Saturday, January 26, 2019

Teenage Smirks, American Indians, and Viral Conspiracy

What makes a video go viral? Any web content can "go viral" when people see it and can't help but share it. Then their followers agree, and they also share it. The item becomes well known because lots of people agree that it's worth seeing or hearing. 

But some content reaches the attention of the masses in spite of its lameness. Such content may be boring, confusing, or pointless. Yet somehow, everyone is posting about it. When you see this stuff, you wonder, "Did I miss something?"

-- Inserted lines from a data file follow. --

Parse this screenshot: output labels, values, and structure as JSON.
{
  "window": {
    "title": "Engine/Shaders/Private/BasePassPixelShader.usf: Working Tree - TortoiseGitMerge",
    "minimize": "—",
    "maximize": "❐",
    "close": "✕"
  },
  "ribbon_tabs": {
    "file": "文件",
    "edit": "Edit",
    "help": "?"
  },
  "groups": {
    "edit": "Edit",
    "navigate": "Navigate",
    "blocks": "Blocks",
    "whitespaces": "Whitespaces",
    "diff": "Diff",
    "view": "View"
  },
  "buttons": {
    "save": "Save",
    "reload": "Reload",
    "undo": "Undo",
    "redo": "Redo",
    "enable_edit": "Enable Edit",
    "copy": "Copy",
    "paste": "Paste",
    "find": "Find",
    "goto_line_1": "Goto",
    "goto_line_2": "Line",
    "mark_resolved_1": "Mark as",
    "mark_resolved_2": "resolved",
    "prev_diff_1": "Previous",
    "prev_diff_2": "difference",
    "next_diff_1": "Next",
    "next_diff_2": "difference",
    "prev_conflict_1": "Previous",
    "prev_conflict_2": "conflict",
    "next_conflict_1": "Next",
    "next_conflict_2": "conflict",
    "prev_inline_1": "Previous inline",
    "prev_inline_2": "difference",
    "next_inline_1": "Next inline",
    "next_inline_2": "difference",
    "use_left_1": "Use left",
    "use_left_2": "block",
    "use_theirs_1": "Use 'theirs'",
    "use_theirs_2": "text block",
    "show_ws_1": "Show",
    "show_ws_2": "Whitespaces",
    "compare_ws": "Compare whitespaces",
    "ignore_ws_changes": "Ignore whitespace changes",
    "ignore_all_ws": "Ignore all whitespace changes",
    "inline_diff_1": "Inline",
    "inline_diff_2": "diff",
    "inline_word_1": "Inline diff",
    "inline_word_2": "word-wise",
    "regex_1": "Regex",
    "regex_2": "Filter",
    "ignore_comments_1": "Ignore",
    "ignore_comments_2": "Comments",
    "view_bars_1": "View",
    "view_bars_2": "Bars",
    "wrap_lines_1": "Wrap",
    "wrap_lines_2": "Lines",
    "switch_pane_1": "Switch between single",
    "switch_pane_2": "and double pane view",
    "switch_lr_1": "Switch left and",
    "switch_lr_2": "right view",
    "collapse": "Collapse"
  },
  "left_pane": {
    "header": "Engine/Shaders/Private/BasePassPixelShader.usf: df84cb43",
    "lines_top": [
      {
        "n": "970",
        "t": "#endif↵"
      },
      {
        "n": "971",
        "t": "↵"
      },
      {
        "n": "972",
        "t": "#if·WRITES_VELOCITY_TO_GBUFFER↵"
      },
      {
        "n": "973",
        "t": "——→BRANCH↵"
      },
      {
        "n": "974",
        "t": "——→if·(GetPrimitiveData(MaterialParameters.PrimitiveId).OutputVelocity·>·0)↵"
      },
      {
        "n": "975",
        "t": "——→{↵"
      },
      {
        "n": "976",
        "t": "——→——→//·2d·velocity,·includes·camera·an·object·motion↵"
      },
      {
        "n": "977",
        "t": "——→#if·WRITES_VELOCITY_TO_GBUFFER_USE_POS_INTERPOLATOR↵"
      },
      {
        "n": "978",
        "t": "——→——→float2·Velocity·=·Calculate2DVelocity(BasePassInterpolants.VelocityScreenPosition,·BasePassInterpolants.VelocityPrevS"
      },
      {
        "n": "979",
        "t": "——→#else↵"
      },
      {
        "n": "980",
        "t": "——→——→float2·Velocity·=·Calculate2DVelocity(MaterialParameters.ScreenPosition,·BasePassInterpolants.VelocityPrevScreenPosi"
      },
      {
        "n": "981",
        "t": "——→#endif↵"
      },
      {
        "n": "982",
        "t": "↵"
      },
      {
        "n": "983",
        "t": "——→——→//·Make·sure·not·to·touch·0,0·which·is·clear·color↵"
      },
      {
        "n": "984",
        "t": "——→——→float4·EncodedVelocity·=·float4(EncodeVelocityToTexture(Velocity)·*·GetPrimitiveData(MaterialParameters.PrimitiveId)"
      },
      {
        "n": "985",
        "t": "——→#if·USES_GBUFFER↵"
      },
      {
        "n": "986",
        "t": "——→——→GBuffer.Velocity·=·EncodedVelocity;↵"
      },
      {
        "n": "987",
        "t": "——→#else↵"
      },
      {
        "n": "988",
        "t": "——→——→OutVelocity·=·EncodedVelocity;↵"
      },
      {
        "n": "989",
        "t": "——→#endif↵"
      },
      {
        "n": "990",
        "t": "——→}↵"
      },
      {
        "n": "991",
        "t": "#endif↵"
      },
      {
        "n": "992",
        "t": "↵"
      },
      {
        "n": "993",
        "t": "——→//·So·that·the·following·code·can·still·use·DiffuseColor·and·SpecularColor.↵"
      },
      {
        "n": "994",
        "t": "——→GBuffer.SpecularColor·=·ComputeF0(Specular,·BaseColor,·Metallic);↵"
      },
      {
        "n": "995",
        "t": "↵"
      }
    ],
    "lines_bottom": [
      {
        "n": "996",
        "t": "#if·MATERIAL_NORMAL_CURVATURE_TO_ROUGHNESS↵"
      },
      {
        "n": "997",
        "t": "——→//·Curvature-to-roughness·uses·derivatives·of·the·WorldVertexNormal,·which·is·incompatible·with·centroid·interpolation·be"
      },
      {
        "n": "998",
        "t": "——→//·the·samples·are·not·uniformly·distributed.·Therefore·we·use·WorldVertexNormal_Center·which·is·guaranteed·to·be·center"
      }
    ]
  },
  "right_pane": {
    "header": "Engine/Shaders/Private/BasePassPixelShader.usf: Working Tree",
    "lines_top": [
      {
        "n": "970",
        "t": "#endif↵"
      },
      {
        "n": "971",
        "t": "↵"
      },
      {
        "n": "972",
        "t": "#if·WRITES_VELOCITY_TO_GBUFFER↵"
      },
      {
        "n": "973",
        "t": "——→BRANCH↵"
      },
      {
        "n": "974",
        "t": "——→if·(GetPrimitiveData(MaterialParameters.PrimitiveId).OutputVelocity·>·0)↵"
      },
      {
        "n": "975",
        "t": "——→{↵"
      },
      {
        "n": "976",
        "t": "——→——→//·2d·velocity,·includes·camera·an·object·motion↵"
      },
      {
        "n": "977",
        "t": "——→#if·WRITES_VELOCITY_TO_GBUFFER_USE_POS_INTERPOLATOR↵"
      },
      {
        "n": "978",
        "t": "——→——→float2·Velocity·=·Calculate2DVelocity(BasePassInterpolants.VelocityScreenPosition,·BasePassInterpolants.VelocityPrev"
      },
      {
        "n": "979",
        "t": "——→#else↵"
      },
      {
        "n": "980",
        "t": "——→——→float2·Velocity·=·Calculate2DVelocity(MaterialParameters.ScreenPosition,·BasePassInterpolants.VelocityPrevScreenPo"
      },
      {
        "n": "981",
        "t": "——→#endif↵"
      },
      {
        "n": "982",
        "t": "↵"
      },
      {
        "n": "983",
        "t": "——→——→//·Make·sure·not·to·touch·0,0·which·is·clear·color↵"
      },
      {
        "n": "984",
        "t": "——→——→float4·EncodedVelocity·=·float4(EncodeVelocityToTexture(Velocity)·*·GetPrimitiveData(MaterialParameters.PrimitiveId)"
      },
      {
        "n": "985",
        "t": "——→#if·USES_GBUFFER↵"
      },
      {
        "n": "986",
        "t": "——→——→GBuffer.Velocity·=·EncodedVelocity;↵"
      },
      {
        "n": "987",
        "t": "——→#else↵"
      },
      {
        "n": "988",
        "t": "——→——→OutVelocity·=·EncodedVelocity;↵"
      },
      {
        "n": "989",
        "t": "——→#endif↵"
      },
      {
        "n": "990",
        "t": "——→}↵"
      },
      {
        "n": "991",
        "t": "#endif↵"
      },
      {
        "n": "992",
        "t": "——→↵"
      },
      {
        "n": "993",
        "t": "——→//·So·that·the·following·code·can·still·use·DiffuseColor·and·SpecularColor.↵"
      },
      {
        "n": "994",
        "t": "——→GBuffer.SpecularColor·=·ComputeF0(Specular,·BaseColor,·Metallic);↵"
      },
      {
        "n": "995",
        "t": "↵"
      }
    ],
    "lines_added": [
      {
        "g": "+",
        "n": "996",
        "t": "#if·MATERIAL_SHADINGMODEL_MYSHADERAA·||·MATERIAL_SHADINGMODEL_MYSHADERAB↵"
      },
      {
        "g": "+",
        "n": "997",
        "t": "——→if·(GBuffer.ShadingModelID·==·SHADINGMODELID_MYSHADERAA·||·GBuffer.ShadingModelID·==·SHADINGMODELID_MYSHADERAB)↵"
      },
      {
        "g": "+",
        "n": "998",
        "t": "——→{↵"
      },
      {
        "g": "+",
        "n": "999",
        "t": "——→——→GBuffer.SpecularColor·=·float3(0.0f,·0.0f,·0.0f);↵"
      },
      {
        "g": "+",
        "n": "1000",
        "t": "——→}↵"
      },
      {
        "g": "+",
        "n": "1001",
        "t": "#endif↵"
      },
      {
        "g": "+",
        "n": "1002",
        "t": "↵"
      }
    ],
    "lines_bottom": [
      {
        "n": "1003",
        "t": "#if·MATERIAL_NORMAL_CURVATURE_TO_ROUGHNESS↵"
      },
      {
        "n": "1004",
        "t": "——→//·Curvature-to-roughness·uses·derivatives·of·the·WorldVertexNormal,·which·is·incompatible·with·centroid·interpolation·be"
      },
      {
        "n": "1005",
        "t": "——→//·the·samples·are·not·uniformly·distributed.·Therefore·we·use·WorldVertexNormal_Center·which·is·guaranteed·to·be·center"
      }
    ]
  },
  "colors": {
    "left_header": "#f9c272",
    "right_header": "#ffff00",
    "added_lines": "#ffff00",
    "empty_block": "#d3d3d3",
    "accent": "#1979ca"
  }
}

For example, imagine a video of a teenager standing in a crowd while a native American bangs on a drum while invading the teen's personal space. The teen smirks. The Indian bangs and chants. And then...nothing. That's it. The most compelling element of the encounter is awkwardness. 

How can something so dull go viral? Well, throw in some MAGA hats, and preface the encounter with jeers from some Black Hebrew Israelites, and you have...well you still don't have much.

It turns out that there are some Twitter accounts that work together to make certain posts appear to be blowing up the internet. These accounts create a feedback loop that grows larger and larger, until their chosen posts account for significant internet traffic. People look because it appears that everyone else is looking. Then "real news" reports on it because it has so much traction.

So, who is creating these fake virus conditions? How do they choose to which stories to promote? How are they spinning these stories?

Here's another question: How gullible are we? When we see/hear/read something on the internet, do we come to our own conclusions, or believe "everyone else" who says it is shocking, or enraging, or whatever?

If we are this gullible, then Russians could take advantage of it, stir up American rage, and divide us bitterly. Sound familiar?